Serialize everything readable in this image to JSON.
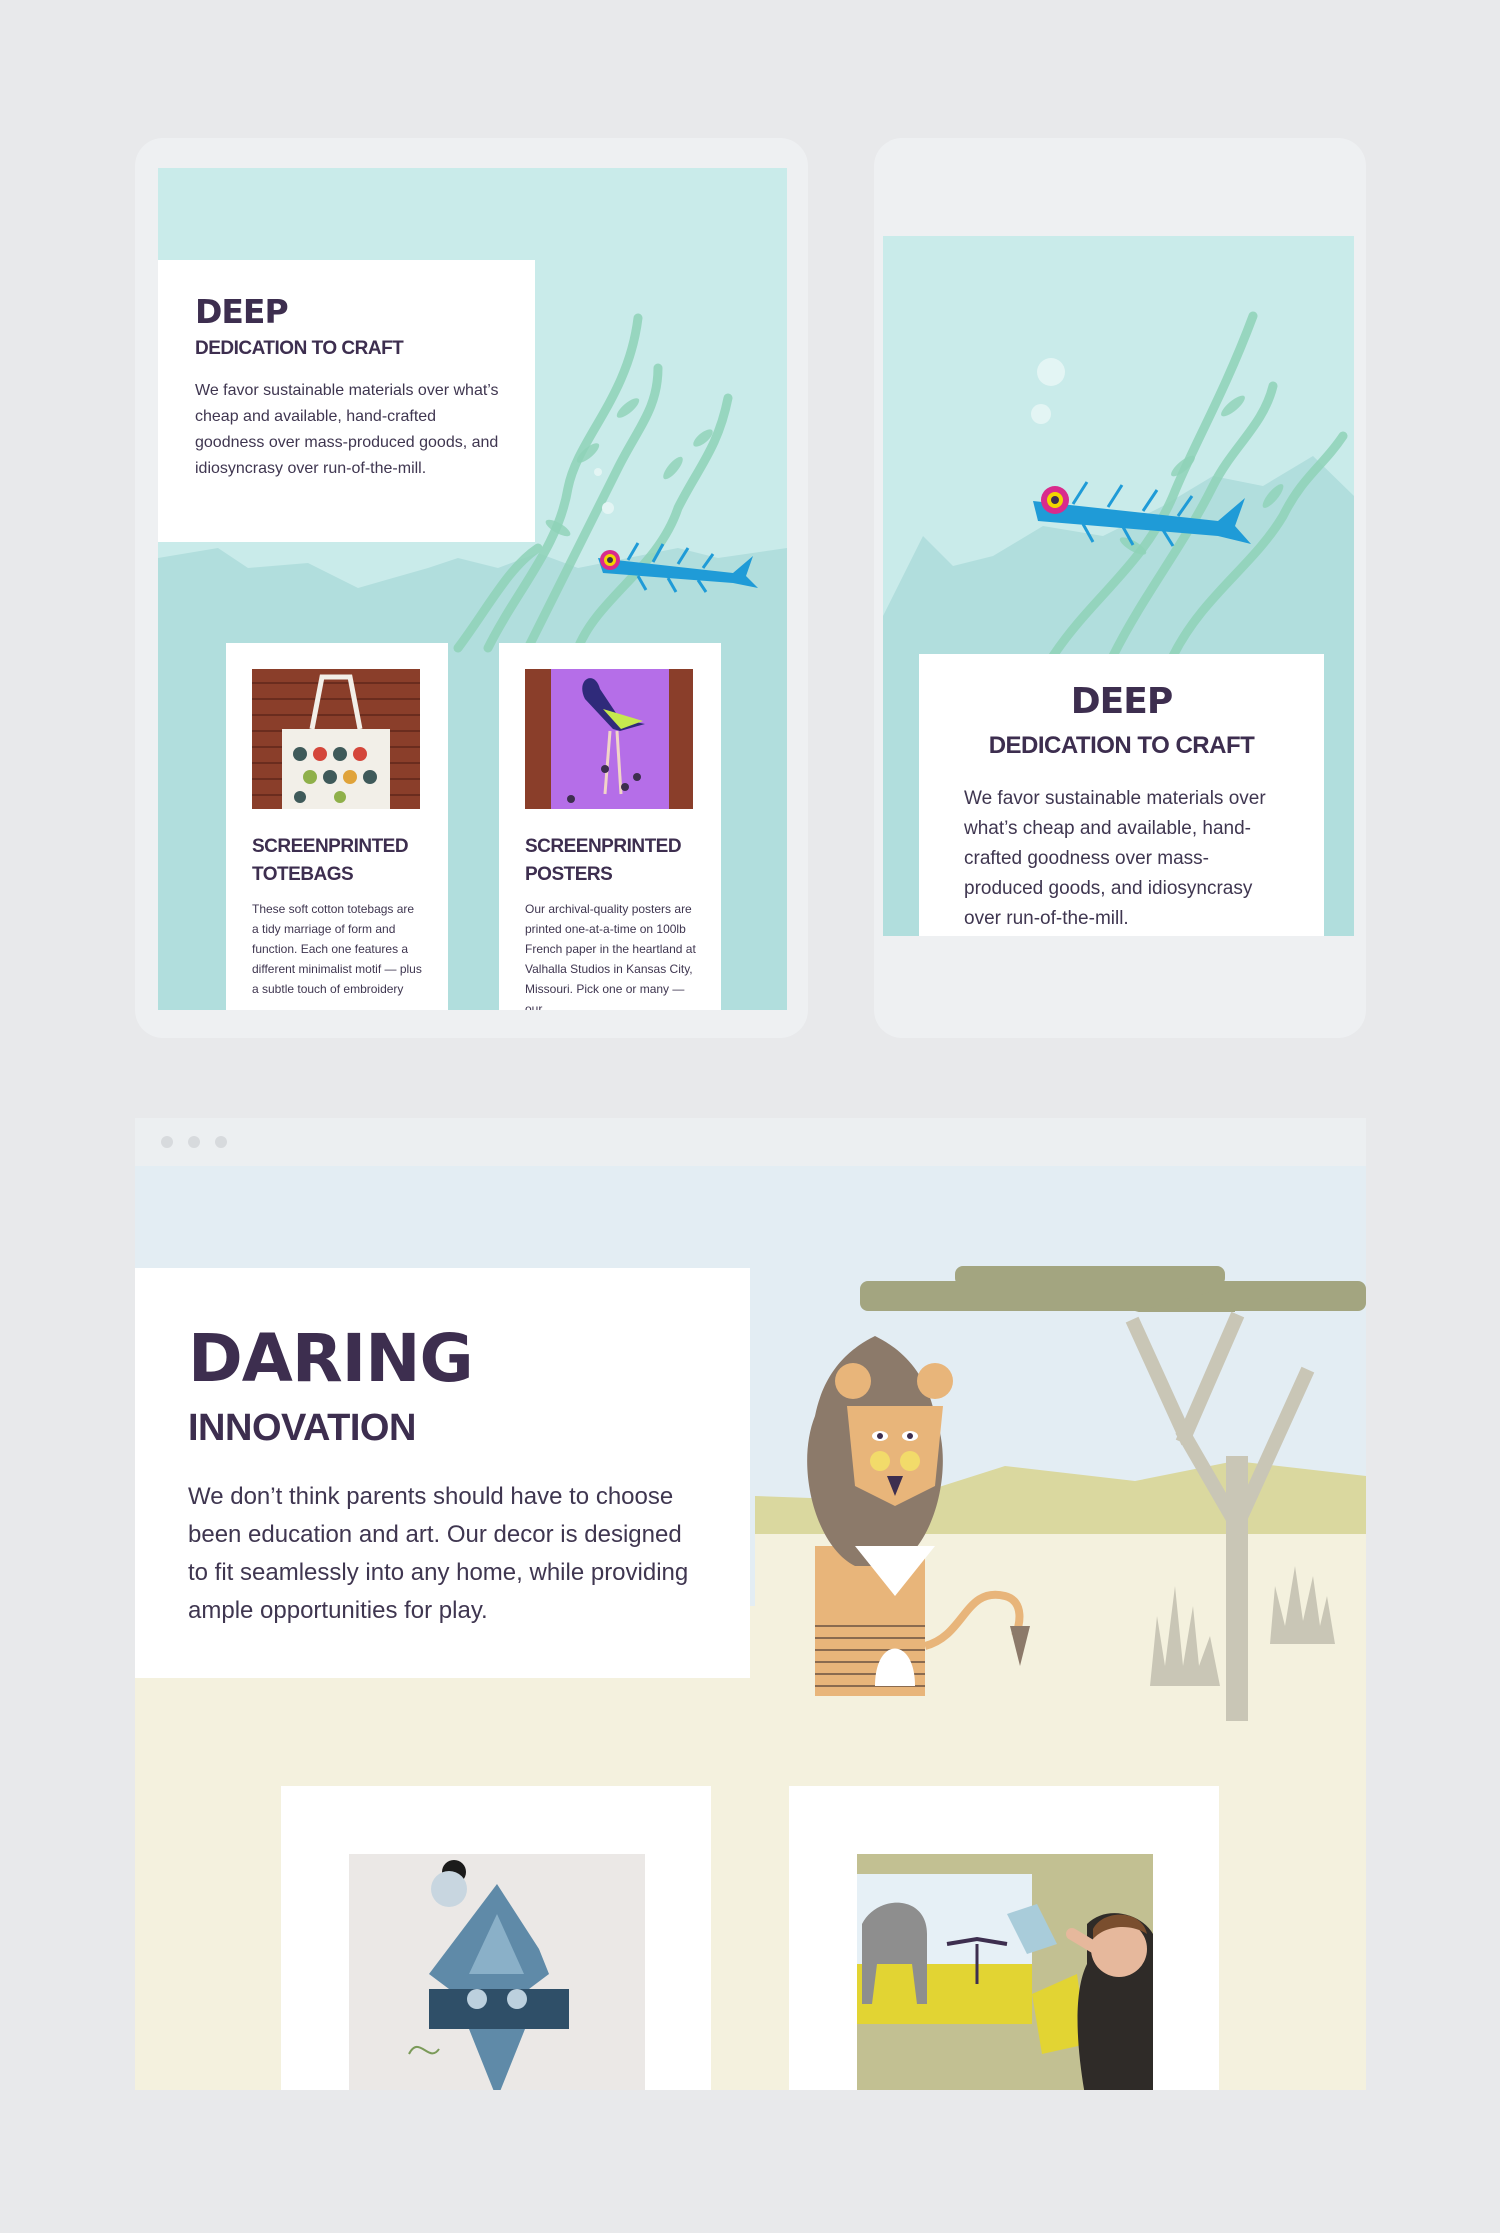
{
  "tablet": {
    "hero": {
      "title": "DEEP",
      "subtitle": "DEDICATION TO CRAFT",
      "body": "We favor sustainable materials over what’s cheap and available, hand-crafted goodness over mass-produced goods, and idiosyncrasy over run-of-the-mill."
    },
    "products": [
      {
        "title_line1": "SCREENPRINTED",
        "title_line2": "TOTEBAGS",
        "body": "These soft cotton totebags are a tidy marriage of form and function. Each one features a different minimalist motif — plus a subtle touch of embroidery"
      },
      {
        "title_line1": "SCREENPRINTED",
        "title_line2": "POSTERS",
        "body": "Our archival-quality posters are printed one-at-a-time on 100lb French paper in the heartland at Valhalla Studios in Kansas City, Missouri. Pick one or many — our"
      }
    ]
  },
  "phone": {
    "hero": {
      "title": "DEEP",
      "subtitle": "DEDICATION TO CRAFT",
      "body": "We favor sustainable materials over what’s cheap and available, hand-crafted goodness over mass-produced goods, and idiosyncrasy over run-of-the-mill."
    }
  },
  "browser": {
    "hero": {
      "title": "DARING",
      "subtitle": "INNOVATION",
      "body": "We don’t think parents should have to choose been education and art. Our decor is designed to fit seamlessly into any home, while providing ample opportunities for play."
    }
  },
  "colors": {
    "ink": "#3d2e4f",
    "ocean": "#c9ebea",
    "sky": "#e3edf3",
    "sand": "#f4f1de",
    "fish": "#1f9bd7"
  }
}
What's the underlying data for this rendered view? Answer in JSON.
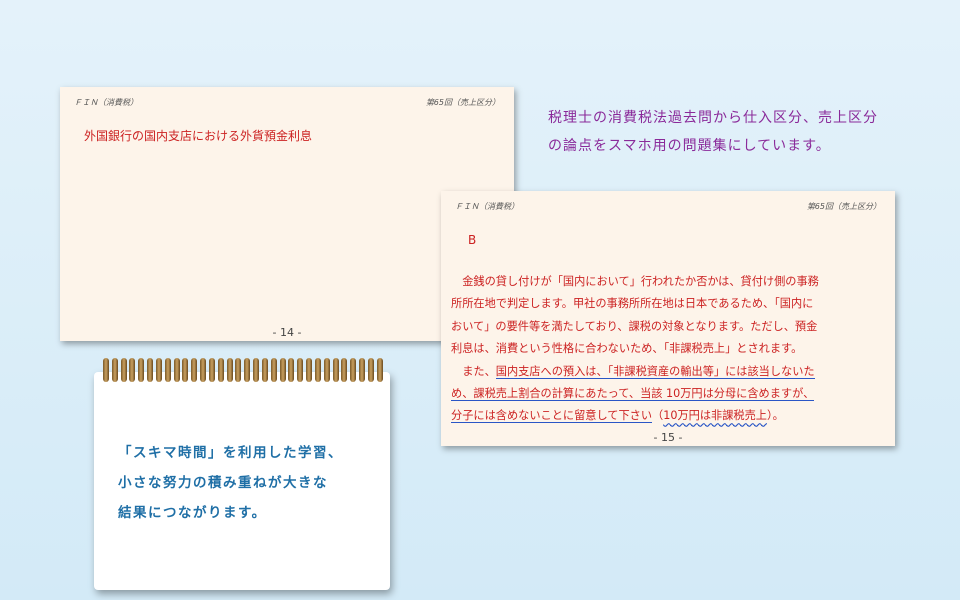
{
  "card1": {
    "header_left": "ＦＩＮ（消費税）",
    "header_right": "第65回（売上区分）",
    "question": "外国銀行の国内支店における外貨預金利息",
    "page_num": "- 14 -"
  },
  "card2": {
    "header_left": "ＦＩＮ（消費税）",
    "header_right": "第65回（売上区分）",
    "answer": "B",
    "line1": "　金銭の貸し付けが「国内において」行われたか否かは、貸付け側の事務",
    "line2": "所所在地で判定します。甲社の事務所所在地は日本であるため、「国内に",
    "line3": "おいて」の要件等を満たしており、課税の対象となります。ただし、預金",
    "line4": "利息は、消費という性格に合わないため、「非課税売上」とされます。",
    "line5_pre": "　また、",
    "line5_ul": "国内支店への預入は、「非課税資産の輸出等」には該当しないた",
    "line6": "め、課税売上割合の計算にあたって、当該 10万円は分母に含めますが、",
    "line7_ul": "分子には含めないことに留意して下さい",
    "line7_paren_open": "（",
    "line7_wavy": "10万円は非課税売上",
    "line7_paren_close": "）。",
    "page_num": "- 15 -"
  },
  "intro": {
    "line1": "税理士の消費税法過去問から仕入区分、売上区分",
    "line2": "の論点をスマホ用の問題集にしています。"
  },
  "notebook": {
    "line1": "「スキマ時間」を利用した学習、",
    "line2": "小さな努力の積み重ねが大きな",
    "line3": "結果につながります。"
  }
}
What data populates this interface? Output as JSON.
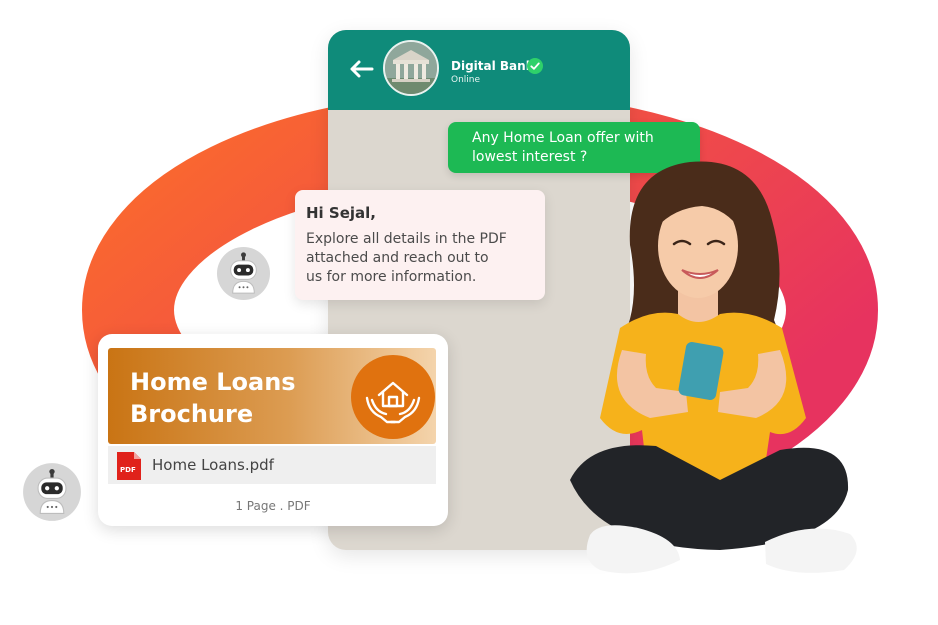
{
  "colors": {
    "ring_start": "#fb6b2c",
    "ring_end": "#e7335f",
    "chat_header": "#0f8b7a",
    "chat_bg": "#dcd7cf",
    "outgoing_bubble": "#1db954",
    "incoming_bubble": "#fdf1f1",
    "banner_orange": "#c97414",
    "pdf_red": "#e0221b"
  },
  "chat": {
    "contact_name": "Digital Bank",
    "contact_status": "Online",
    "verified_icon": "check-circle-icon",
    "back_icon": "arrow-left-icon",
    "outgoing_message": "Any Home Loan offer with\nlowest interest ?",
    "incoming_greeting": "Hi Sejal,",
    "incoming_message": "Explore all details in the PDF\nattached and reach out to\nus for more information."
  },
  "brochure": {
    "title": "Home Loans\nBrochure",
    "icon": "house-in-hands-icon",
    "file_icon": "pdf-icon",
    "file_label": "PDF",
    "file_name": "Home Loans.pdf",
    "file_meta": "1 Page . PDF"
  },
  "bots": {
    "icon": "robot-avatar-icon"
  }
}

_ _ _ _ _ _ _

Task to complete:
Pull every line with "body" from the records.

Result of the exercise:
      "body": "We favor sustainable materials over what’s cheap and available, hand-crafted goodness over mass-produced goods, and idiosyncrasy over run-of-the-mill."
        "body": "These soft cotton totebags are a tidy marriage of form and function. Each one features a different minimalist motif — plus a subtle touch of embroidery"
        "body": "Our archival-quality posters are printed one-at-a-time on 100lb French paper in the heartland at Valhalla Studios in Kansas City, Missouri. Pick one or many — our"
      "body": "We favor sustainable materials over what’s cheap and available, hand-crafted goodness over mass-produced goods, and idiosyncrasy over run-of-the-mill."
      "body": "We don’t think parents should have to choose been education and art. Our decor is designed to fit seamlessly into any home, while providing ample opportunities for play."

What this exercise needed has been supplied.